**Required work**: Copy every line from the material below that holds "kind".

**Information**:
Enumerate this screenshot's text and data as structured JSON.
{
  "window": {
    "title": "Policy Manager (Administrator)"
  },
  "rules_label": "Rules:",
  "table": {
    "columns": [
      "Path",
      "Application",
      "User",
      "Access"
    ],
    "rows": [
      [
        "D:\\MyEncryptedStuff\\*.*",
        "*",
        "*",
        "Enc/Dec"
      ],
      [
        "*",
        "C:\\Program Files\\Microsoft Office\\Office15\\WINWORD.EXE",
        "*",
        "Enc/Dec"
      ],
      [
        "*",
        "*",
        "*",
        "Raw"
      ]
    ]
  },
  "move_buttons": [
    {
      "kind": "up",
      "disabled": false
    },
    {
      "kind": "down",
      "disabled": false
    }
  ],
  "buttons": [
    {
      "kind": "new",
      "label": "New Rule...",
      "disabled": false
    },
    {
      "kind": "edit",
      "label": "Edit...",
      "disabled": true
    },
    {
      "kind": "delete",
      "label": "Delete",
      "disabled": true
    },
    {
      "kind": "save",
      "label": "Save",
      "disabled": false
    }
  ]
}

**Completed exercise**:
      "kind": "up",
      "kind": "down",
      "kind": "new",
      "kind": "edit",
      "kind": "delete",
      "kind": "save",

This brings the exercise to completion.